(Action item): Below are some lines of data. Return all of them as they are.

[Items from a data source]
::::

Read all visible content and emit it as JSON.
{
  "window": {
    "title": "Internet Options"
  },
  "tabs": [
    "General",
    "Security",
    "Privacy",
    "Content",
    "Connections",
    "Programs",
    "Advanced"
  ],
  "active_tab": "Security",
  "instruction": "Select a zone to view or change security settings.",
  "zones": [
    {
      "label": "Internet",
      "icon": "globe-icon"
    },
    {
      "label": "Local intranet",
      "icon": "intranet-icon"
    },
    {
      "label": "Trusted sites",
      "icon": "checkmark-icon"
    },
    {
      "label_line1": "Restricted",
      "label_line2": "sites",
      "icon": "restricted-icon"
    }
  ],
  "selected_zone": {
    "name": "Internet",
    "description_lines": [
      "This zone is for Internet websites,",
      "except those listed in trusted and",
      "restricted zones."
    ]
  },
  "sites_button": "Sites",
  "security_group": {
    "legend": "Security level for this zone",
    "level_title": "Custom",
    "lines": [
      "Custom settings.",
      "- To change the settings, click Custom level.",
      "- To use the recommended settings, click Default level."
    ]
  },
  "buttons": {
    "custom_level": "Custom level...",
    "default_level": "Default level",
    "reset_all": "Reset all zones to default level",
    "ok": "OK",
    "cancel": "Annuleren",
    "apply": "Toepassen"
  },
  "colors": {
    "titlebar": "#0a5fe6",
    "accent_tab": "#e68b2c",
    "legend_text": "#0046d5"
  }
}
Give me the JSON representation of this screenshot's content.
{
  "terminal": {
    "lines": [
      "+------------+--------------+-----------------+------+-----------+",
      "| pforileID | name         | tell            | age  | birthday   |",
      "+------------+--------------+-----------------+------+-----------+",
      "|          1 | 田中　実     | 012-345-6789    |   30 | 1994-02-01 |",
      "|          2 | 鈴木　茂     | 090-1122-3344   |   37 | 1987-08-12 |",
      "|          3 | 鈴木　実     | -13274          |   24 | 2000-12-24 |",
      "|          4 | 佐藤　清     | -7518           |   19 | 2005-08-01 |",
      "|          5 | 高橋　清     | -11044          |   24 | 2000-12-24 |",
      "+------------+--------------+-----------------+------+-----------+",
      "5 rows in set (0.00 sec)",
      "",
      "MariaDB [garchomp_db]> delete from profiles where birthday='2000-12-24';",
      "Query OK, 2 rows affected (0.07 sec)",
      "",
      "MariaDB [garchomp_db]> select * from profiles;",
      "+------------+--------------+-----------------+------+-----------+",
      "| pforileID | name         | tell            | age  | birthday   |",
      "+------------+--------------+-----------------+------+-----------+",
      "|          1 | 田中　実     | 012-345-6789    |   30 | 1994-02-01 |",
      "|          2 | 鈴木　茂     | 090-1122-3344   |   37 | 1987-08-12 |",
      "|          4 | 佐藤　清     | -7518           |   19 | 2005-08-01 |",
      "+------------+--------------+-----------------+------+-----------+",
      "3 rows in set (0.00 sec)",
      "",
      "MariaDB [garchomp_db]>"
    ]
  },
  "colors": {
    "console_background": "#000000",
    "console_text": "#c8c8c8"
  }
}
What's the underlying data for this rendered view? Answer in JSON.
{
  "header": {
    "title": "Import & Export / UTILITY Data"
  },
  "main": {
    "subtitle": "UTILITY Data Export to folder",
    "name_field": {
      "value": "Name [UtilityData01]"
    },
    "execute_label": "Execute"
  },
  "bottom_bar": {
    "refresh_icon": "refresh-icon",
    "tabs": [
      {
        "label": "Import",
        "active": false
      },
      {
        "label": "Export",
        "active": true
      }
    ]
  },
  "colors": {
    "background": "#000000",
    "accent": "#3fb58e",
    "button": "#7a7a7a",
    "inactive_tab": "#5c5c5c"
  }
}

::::

(Expected answer):
Read all visible content and emit it as JSON.
{
  "window": {
    "title": "Internet Options"
  },
  "tabs": [
    "General",
    "Security",
    "Privacy",
    "Content",
    "Connections",
    "Programs",
    "Advanced"
  ],
  "active_tab": "Security",
  "instruction": "Select a zone to view or change security settings.",
  "zones": [
    {
      "label": "Internet",
      "icon": "globe-icon"
    },
    {
      "label": "Local intranet",
      "icon": "intranet-icon"
    },
    {
      "label": "Trusted sites",
      "icon": "checkmark-icon"
    },
    {
      "label_line1": "Restricted",
      "label_line2": "sites",
      "icon": "restricted-icon"
    }
  ],
  "selected_zone": {
    "name": "Internet",
    "description_lines": [
      "This zone is for Internet websites,",
      "except those listed in trusted and",
      "restricted zones."
    ]
  },
  "sites_button": "Sites",
  "security_group": {
    "legend": "Security level for this zone",
    "level_title": "Custom",
    "lines": [
      "Custom settings.",
      "- To change the settings, click Custom level.",
      "- To use the recommended settings, click Default level."
    ]
  },
  "buttons": {
    "custom_level": "Custom level...",
    "default_level": "Default level",
    "reset_all": "Reset all zones to default level",
    "ok": "OK",
    "cancel": "Annuleren",
    "apply": "Toepassen"
  },
  "colors": {
    "titlebar": "#0a5fe6",
    "accent_tab": "#e68b2c",
    "legend_text": "#0046d5"
  }
}
Give me the JSON representation of this screenshot's content.
{
  "terminal": {
    "lines": [
      "+------------+--------------+-----------------+------+-----------+",
      "| pforileID | name         | tell            | age  | birthday   |",
      "+------------+--------------+-----------------+------+-----------+",
      "|          1 | 田中　実     | 012-345-6789    |   30 | 1994-02-01 |",
      "|          2 | 鈴木　茂     | 090-1122-3344   |   37 | 1987-08-12 |",
      "|          3 | 鈴木　実     | -13274          |   24 | 2000-12-24 |",
      "|          4 | 佐藤　清     | -7518           |   19 | 2005-08-01 |",
      "|          5 | 高橋　清     | -11044          |   24 | 2000-12-24 |",
      "+------------+--------------+-----------------+------+-----------+",
      "5 rows in set (0.00 sec)",
      "",
      "MariaDB [garchomp_db]> delete from profiles where birthday='2000-12-24';",
      "Query OK, 2 rows affected (0.07 sec)",
      "",
      "MariaDB [garchomp_db]> select * from profiles;",
      "+------------+--------------+-----------------+------+-----------+",
      "| pforileID | name         | tell            | age  | birthday   |",
      "+------------+--------------+-----------------+------+-----------+",
      "|          1 | 田中　実     | 012-345-6789    |   30 | 1994-02-01 |",
      "|          2 | 鈴木　茂     | 090-1122-3344   |   37 | 1987-08-12 |",
      "|          4 | 佐藤　清     | -7518           |   19 | 2005-08-01 |",
      "+------------+--------------+-----------------+------+-----------+",
      "3 rows in set (0.00 sec)",
      "",
      "MariaDB [garchomp_db]>"
    ]
  },
  "colors": {
    "console_background": "#000000",
    "console_text": "#c8c8c8"
  }
}
What's the underlying data for this rendered view? Answer in JSON.
{
  "header": {
    "title": "Import & Export / UTILITY Data"
  },
  "main": {
    "subtitle": "UTILITY Data Export to folder",
    "name_field": {
      "value": "Name [UtilityData01]"
    },
    "execute_label": "Execute"
  },
  "bottom_bar": {
    "refresh_icon": "refresh-icon",
    "tabs": [
      {
        "label": "Import",
        "active": false
      },
      {
        "label": "Export",
        "active": true
      }
    ]
  },
  "colors": {
    "background": "#000000",
    "accent": "#3fb58e",
    "button": "#7a7a7a",
    "inactive_tab": "#5c5c5c"
  }
}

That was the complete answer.